Best Short Form Music Video: “We Found Love,” Rihanna featuring Calvin Harris

Best Long Form Music Video: “Big Easy Express,” Mumford & Sons

Sting and Trudie like tawdry sex. PICTURES from Harper’s Bazaar by Uncle Terry Richardson

Sting and Trudie in Uncle Terry's nasty studio

Photos: Pervy Uncle Terry Richardson for Harper’s BAZAAR

I admit it.  I think Sting is hot.  Always have (oh, except for his Raggedy Beard period), and always will.  In fact, the day I met my husband Stephen,  I was so immediately smitten–and the fact that he had a “Sting-ish  quality about him” didn’t hurt. (I actually did say that to him, by the way…)  I’ll get into that story another day.

ANYsteamy.  Sting, 59, and his wife Trudie Styler, 56, have given an interview and discuss their sex-life in rather interesting terms:

via: HarpersBazaar.com

“While Sting and Styler have been together a record amount of time in celebrity years–they were married in 1992–weeks can go by when they don’t see each other. “It’s important to have frank discussions about what the other wants,” Styler says. “To be in a relationship that is like a little lifetime, that’s a challenge.”
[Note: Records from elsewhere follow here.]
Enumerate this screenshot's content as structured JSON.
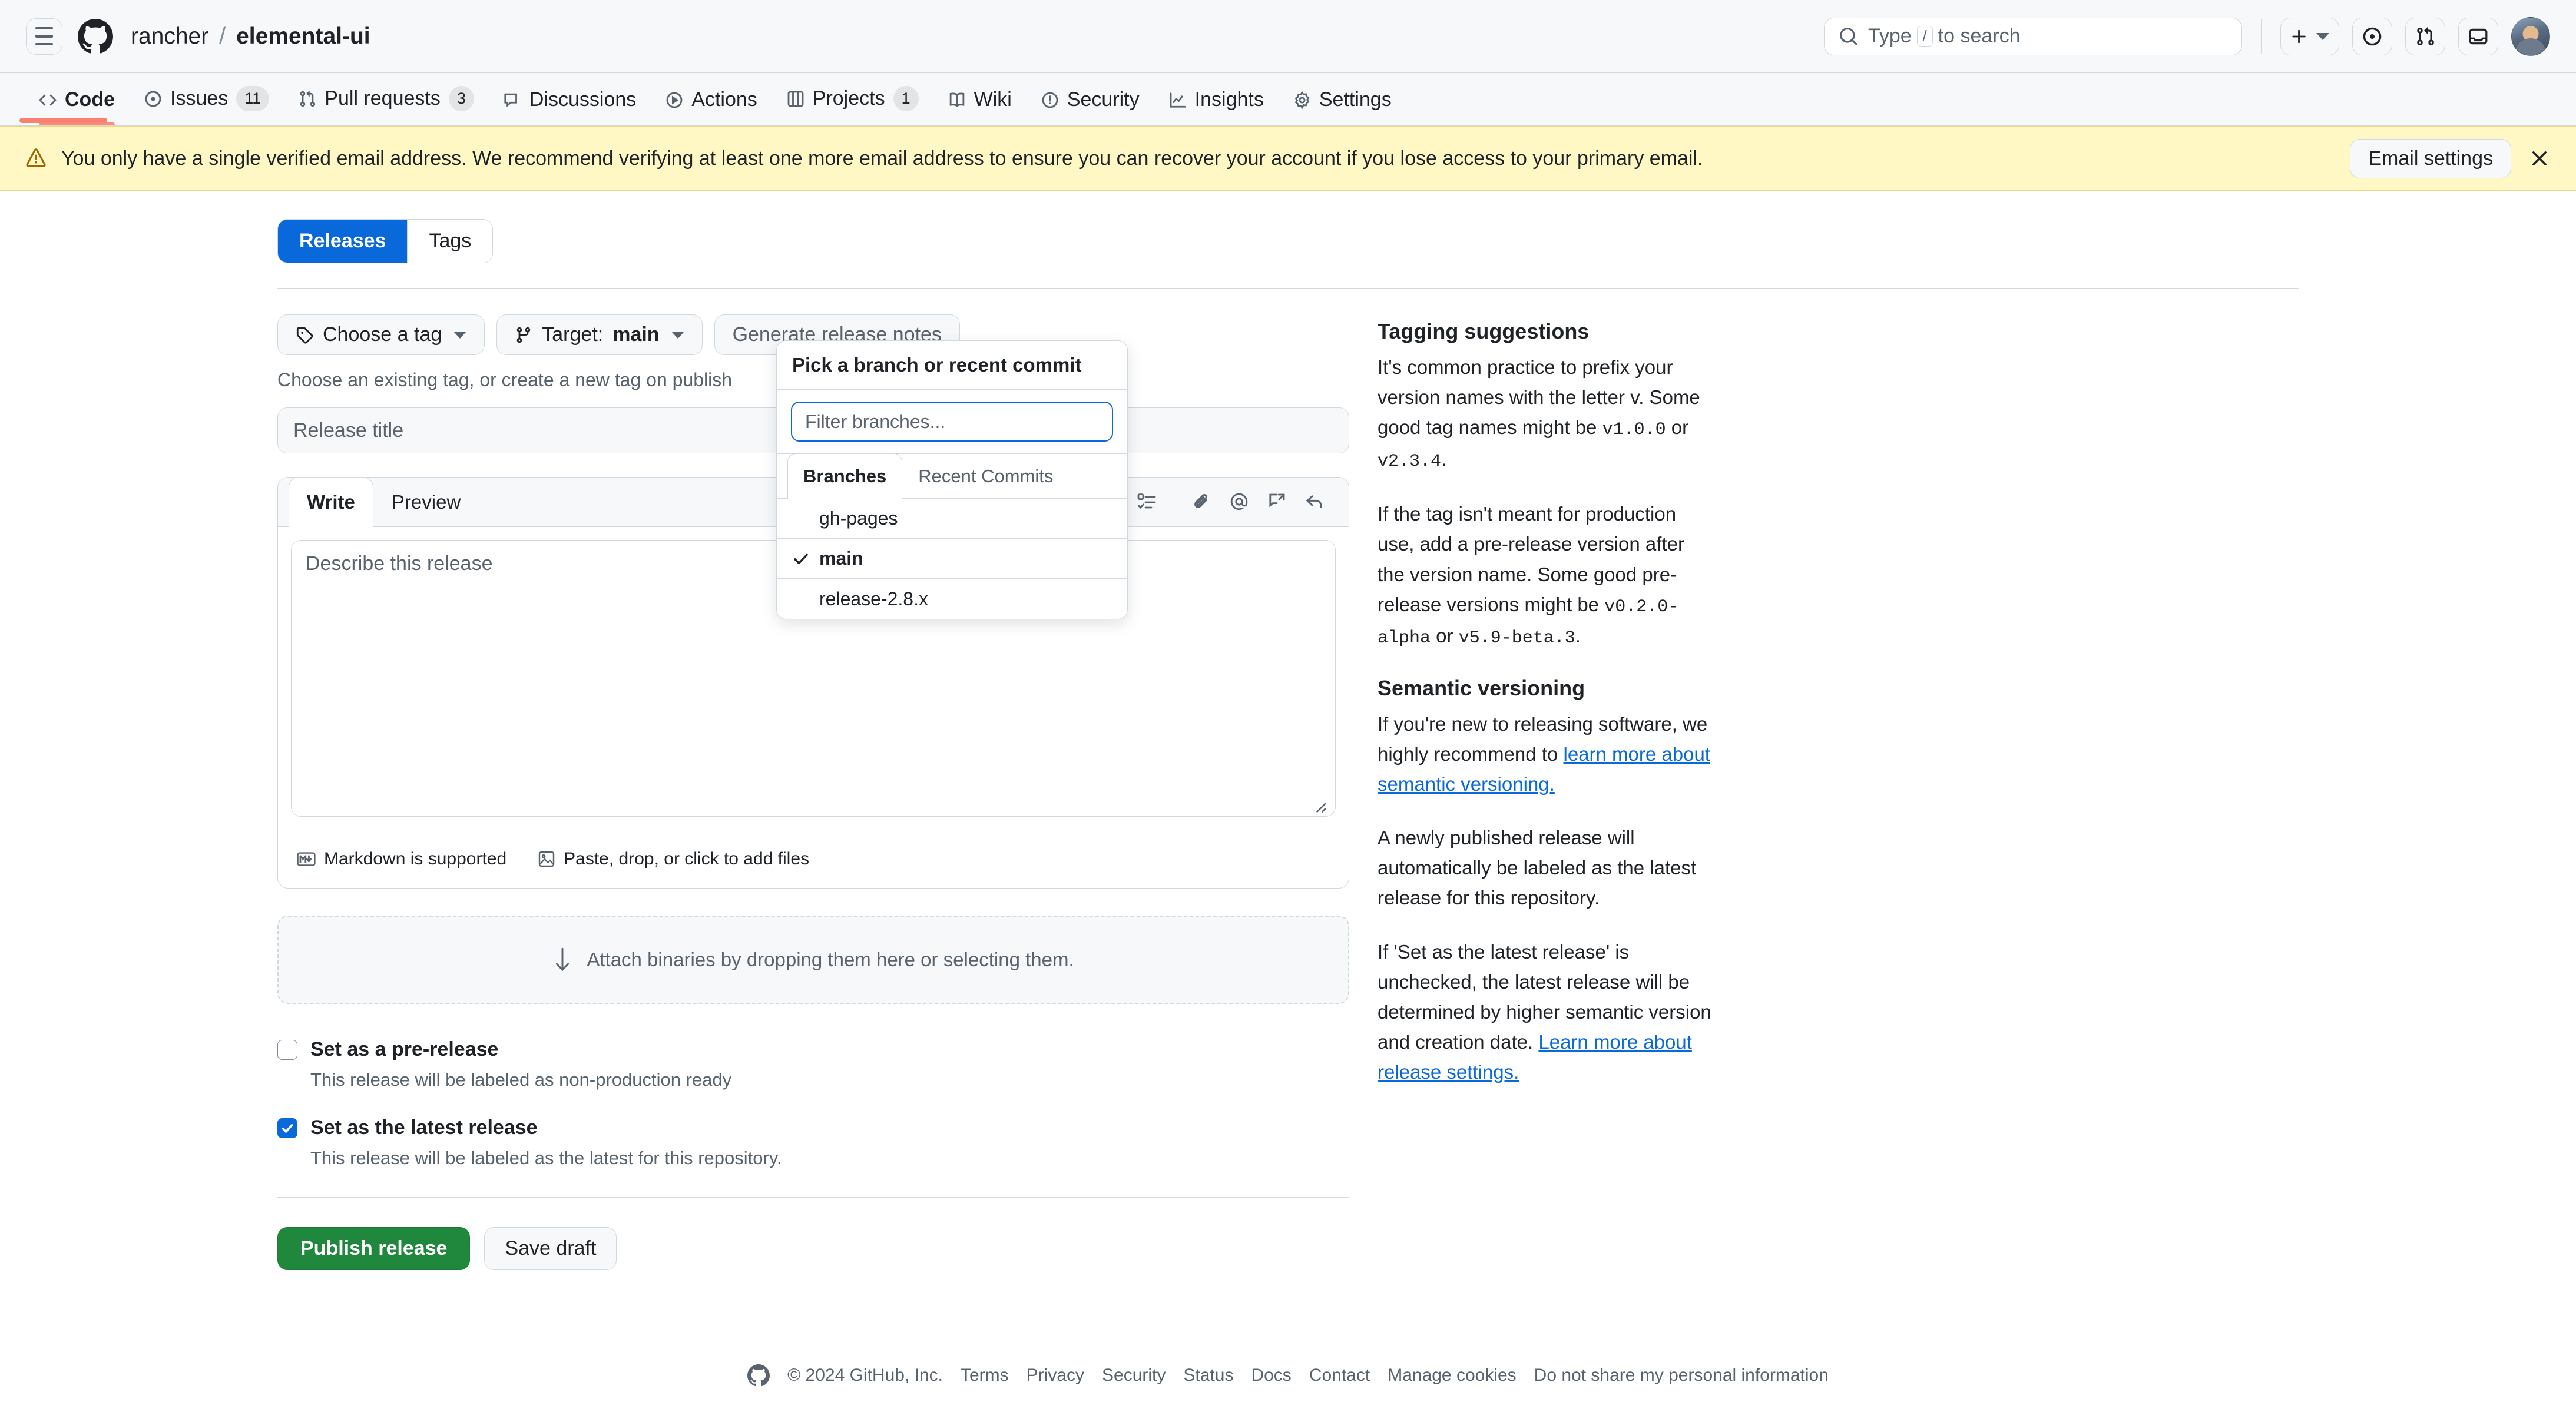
{
  "header": {
    "owner": "rancher",
    "separator": "/",
    "repo": "elemental-ui",
    "search_placeholder": "Type / to search",
    "search_key_hint": "/",
    "search_prefix": "Type",
    "search_suffix": "to search"
  },
  "repo_nav": [
    {
      "label": "Code",
      "icon": "code-icon",
      "count": "",
      "active": true
    },
    {
      "label": "Issues",
      "icon": "issue-opened-icon",
      "count": "11",
      "active": false
    },
    {
      "label": "Pull requests",
      "icon": "git-pull-request-icon",
      "count": "3",
      "active": false
    },
    {
      "label": "Discussions",
      "icon": "comment-discussion-icon",
      "count": "",
      "active": false
    },
    {
      "label": "Actions",
      "icon": "play-icon",
      "count": "",
      "active": false
    },
    {
      "label": "Projects",
      "icon": "project-icon",
      "count": "1",
      "active": false
    },
    {
      "label": "Wiki",
      "icon": "book-icon",
      "count": "",
      "active": false
    },
    {
      "label": "Security",
      "icon": "shield-icon",
      "count": "",
      "active": false
    },
    {
      "label": "Insights",
      "icon": "graph-icon",
      "count": "",
      "active": false
    },
    {
      "label": "Settings",
      "icon": "gear-icon",
      "count": "",
      "active": false
    }
  ],
  "flash": {
    "message": "You only have a single verified email address. We recommend verifying at least one more email address to ensure you can recover your account if you lose access to your primary email.",
    "action_label": "Email settings"
  },
  "release_tabs": [
    {
      "label": "Releases",
      "active": true
    },
    {
      "label": "Tags",
      "active": false
    }
  ],
  "form": {
    "choose_tag_label": "Choose a tag",
    "target_label": "Target:",
    "target_value": "main",
    "generate_notes_label": "Generate release notes",
    "tag_hint": "Choose an existing tag, or create a new tag on publish",
    "title_placeholder": "Release title",
    "title_value": "",
    "body_placeholder": "Describe this release",
    "body_value": "",
    "editor_tabs": [
      {
        "label": "Write",
        "active": true
      },
      {
        "label": "Preview",
        "active": false
      }
    ],
    "toolbar_icons": [
      "heading-icon",
      "bold-icon",
      "italic-icon",
      "quote-icon",
      "code-icon",
      "link-icon",
      "ordered-list-icon",
      "unordered-list-icon",
      "task-list-icon",
      "attach-file-icon",
      "mention-icon",
      "saved-reply-icon",
      "reply-icon"
    ],
    "markdown_supported_label": "Markdown is supported",
    "paste_drop_label": "Paste, drop, or click to add files",
    "dropzone_label": "Attach binaries by dropping them here or selecting them.",
    "prerelease": {
      "label": "Set as a pre-release",
      "desc": "This release will be labeled as non-production ready",
      "checked": false
    },
    "latest": {
      "label": "Set as the latest release",
      "desc": "This release will be labeled as the latest for this repository.",
      "checked": true
    },
    "publish_label": "Publish release",
    "save_draft_label": "Save draft"
  },
  "branch_dropdown": {
    "heading": "Pick a branch or recent commit",
    "filter_placeholder": "Filter branches...",
    "filter_value": "",
    "tabs": [
      {
        "label": "Branches",
        "active": true
      },
      {
        "label": "Recent Commits",
        "active": false
      }
    ],
    "items": [
      {
        "name": "gh-pages",
        "selected": false
      },
      {
        "name": "main",
        "selected": true
      },
      {
        "name": "release-2.8.x",
        "selected": false
      }
    ]
  },
  "sidebar": {
    "tagging": {
      "title": "Tagging suggestions",
      "p1_a": "It's common practice to prefix your version names with the letter v. Some good tag names might be ",
      "p1_code1": "v1.0.0",
      "p1_b": " or ",
      "p1_code2": "v2.3.4",
      "p1_c": ".",
      "p2_a": "If the tag isn't meant for production use, add a pre-release version after the version name. Some good pre-release versions might be ",
      "p2_code1": "v0.2.0-alpha",
      "p2_b": " or ",
      "p2_code2": "v5.9-beta.3",
      "p2_c": "."
    },
    "semver": {
      "title": "Semantic versioning",
      "p1_a": "If you're new to releasing software, we highly recommend to ",
      "p1_link": "learn more about semantic versioning.",
      "p2": "A newly published release will automatically be labeled as the latest release for this repository.",
      "p3_a": "If 'Set as the latest release' is unchecked, the latest release will be determined by higher semantic version and creation date. ",
      "p3_link": "Learn more about release settings."
    }
  },
  "footer": {
    "copyright": "© 2024 GitHub, Inc.",
    "links": [
      "Terms",
      "Privacy",
      "Security",
      "Status",
      "Docs",
      "Contact",
      "Manage cookies",
      "Do not share my personal information"
    ]
  },
  "colors": {
    "accent": "#0969da",
    "success": "#1f883d",
    "warning_bg": "#fff8c5",
    "progress": "#fa8072",
    "active_tab_underline": "#fd8c73"
  }
}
Sting has spent his storied career touring the world, currently on the last leg of his Symphonicity tour, in which he performs his hits with a full orchestra. Styler has produced a number of films and documentaries but is now returning to her first love, acting. She says, “It’s exciting. I’ve said, ‘Okay, producing: back burner. Actor and director: front.”
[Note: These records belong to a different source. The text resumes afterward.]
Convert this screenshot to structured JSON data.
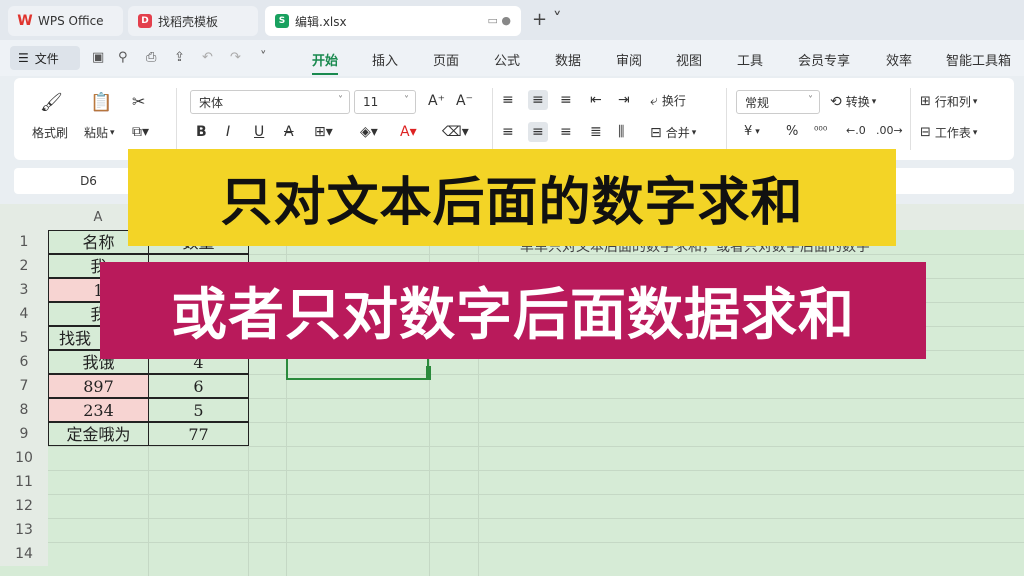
{
  "tabs": [
    {
      "label": "WPS Office"
    },
    {
      "label": "找稻壳模板"
    },
    {
      "label": "编辑.xlsx"
    }
  ],
  "menu": {
    "file": "文件",
    "items": [
      "开始",
      "插入",
      "页面",
      "公式",
      "数据",
      "审阅",
      "视图",
      "工具",
      "会员专享",
      "效率",
      "智能工具箱"
    ]
  },
  "ribbon": {
    "format_painter": "格式刷",
    "paste": "粘贴",
    "font_name": "宋体",
    "font_size": "11",
    "wrap": "换行",
    "merge": "合并",
    "number_format": "常规",
    "convert": "转换",
    "row_col": "行和列",
    "worksheet": "工作表",
    "currency": "¥",
    "percent": "%"
  },
  "formula_bar": {
    "name_box": "D6"
  },
  "sheet": {
    "columns": [
      "A"
    ],
    "rows": [
      "1",
      "2",
      "3",
      "4",
      "5",
      "6",
      "7",
      "8",
      "9",
      "10",
      "11",
      "12",
      "13",
      "14"
    ],
    "cells": {
      "a1": "名称",
      "b1": "数量",
      "a2": "我",
      "a3": "1",
      "a4": "我",
      "a5": "找我",
      "a6": "我饿",
      "b6": "4",
      "a7": "897",
      "b7": "6",
      "a8": "234",
      "b8": "5",
      "a9": "定金哦为",
      "b9": "77"
    },
    "note": "单单只对文本后面的数字求和，或者只对数字后面的数字"
  },
  "overlay": {
    "line1": "只对文本后面的数字求和",
    "line2": "或者只对数字后面数据求和"
  },
  "colors": {
    "accent": "#1a8a4f",
    "banner1": "#f3d426",
    "banner2": "#b91a5b",
    "sheet_bg": "#d6ebd6"
  }
}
So, when they do reunite, it’s quite something. “We don’t get bored,” Styler says. “Being apart juices the relationship,” Sting explains. “When we see each other, it’s romance. I don’t think pedestrian sex is very interesting. There’s a playfulness we have; I like the theater of sex. I like to look good. I like her to dress up. I like to dress her up.” What’s the most romantic thing they’ve ever done for each other? “Romantic? We like tawdry.”

I see nothing wrong with Sting and Trudie’s interview at all.  I see a lot of RIGHT with it, in fact.  So there.